Let's get hands on, clone the application repository from GitHub, start up Redis in a Docker container, and load the sample data!
To get the most from this course, you'll need a machine that can run the application and the Redis server. The application runs directly on your machine and the Redis server runs in a Docker container.
You'll need the following installed on your machine:
- Docker (you'll need the docker-compose command)
- Node.js (use the current Long Term Stable - LTS - version)
- git command line tools
- Your favorite IDE (we like VSCode, but anything you're comfortable with works)
- Postman - we're going to make some API calls and Postman makes that easy.
Clone the course repo from GitHub and install the dependencies:

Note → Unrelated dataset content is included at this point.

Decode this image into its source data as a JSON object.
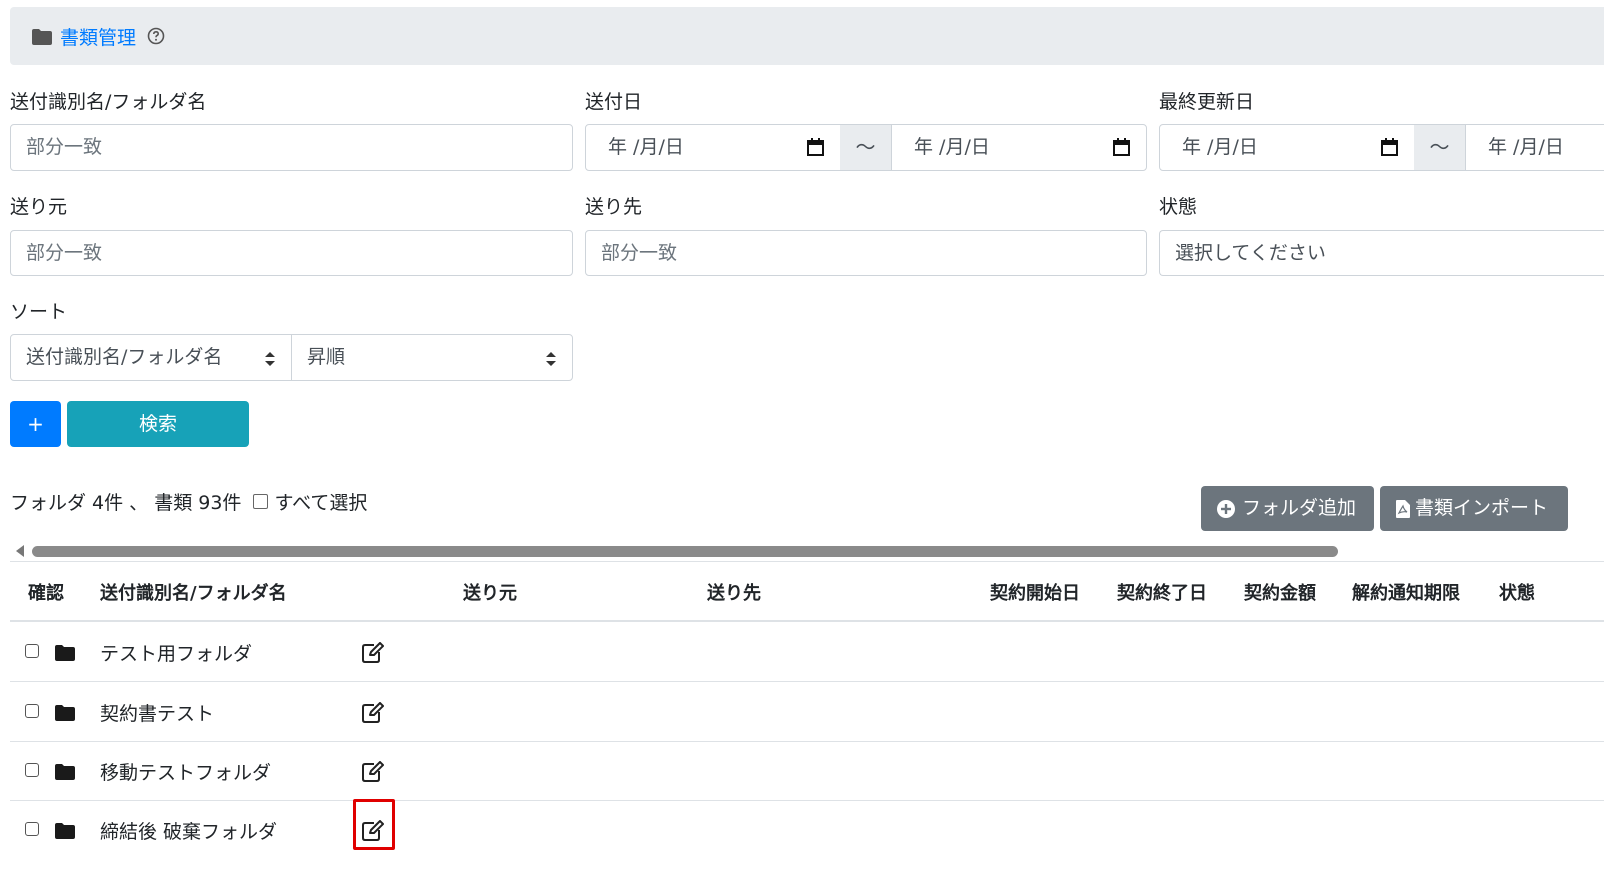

From the node-js-crash-course directory, start Redis using
The output from the docker ps command should show one container running, using the "redislabs/redismod" image. This container runs Redis 6 with the RediSearch, RedisJSON and RedisBloom modules.

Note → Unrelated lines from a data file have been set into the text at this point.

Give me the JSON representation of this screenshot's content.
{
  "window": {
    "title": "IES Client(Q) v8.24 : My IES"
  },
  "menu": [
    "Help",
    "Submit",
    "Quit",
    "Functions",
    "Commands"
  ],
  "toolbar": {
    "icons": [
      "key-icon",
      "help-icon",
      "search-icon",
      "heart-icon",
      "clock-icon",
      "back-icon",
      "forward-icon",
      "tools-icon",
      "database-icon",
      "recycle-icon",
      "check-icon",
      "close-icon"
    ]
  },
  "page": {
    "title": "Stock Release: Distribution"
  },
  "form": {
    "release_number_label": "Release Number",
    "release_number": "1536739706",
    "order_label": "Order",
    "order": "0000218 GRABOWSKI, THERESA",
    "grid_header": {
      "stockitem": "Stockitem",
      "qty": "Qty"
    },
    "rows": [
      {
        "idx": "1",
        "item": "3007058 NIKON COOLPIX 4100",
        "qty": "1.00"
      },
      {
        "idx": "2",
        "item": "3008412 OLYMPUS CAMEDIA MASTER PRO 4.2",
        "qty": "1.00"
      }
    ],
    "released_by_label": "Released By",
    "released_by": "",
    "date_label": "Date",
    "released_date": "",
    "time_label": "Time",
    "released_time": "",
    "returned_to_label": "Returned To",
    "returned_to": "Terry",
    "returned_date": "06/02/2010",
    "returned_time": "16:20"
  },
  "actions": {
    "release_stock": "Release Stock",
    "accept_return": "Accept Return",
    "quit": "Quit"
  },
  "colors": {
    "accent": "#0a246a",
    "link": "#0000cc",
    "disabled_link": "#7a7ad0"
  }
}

Load the course example data using the provided data loader. This is a Node.js application:
In another terminal window, run the redis-cli executable that's in the Docker container. Then, enter the Redis commands shown at the redis-cli prompt to verify that data loaded successfully:
If you're using RedisInsight, start it up and it should open in your browser automatically. If not, point your browser at http://localhost:8001.
If this is your first time using RedisInsight click "I already have a database".
If you already have other Redis databases configured in RedisInsight, click "Add Redis Database".
Now, click "Connect to a Redis Database Using hostname and port". Configure the database details as shown below, then click "Add Redis Database".
You should now be able to browse your Redis instance. If you need more guidance on how to connect to Redis from RedisInsight, check out Justin's video below but be sure to use 127.0.0.1 as the host, 6379 as the port and leave the username and password fields blank when configuring your database.
Now it's time to start the API Server component of the application and make sure it connects to Redis. This component listens on port 8081.
If port 8081 is in use on your system, edit this section of the
config.json file and pick another available port:
Start the server like this:
This starts the application using nodemon, which monitors for changes in the source code and will restart the server when a change is detected. This will be useful in the next module where you'll be making some code changes.
Ignore the warning about
WEATHER_API_KEY — we'll address this in a later exercise when we look at using Redis as a cache.
To verify that the server is running correctly and connected to Redis, point your browser at:
You should see the summary information for location 200, Katia's Kitchen:
Great! Now you're up and running. Let's move on to the next module and see how we're using Redis Hashes in the application. You'll also get to write some code!
Don't do this now, as we’ve only just started! However, when you do want to shut everything down, here's how to do it...
To stop running redis-cli, simply enter the quit command at the redis-cli prompt:
To stop the Redis Server, make sure you are in the
node-js-crash-course folder that you checked the application repo out to, then:
Redis persists data to the "redisdata" folder. If you want to remove this, just delete it:
To stop each of the application's components, press Ctrl+C in the terminal window that the component is running in. For example, to stop the API server: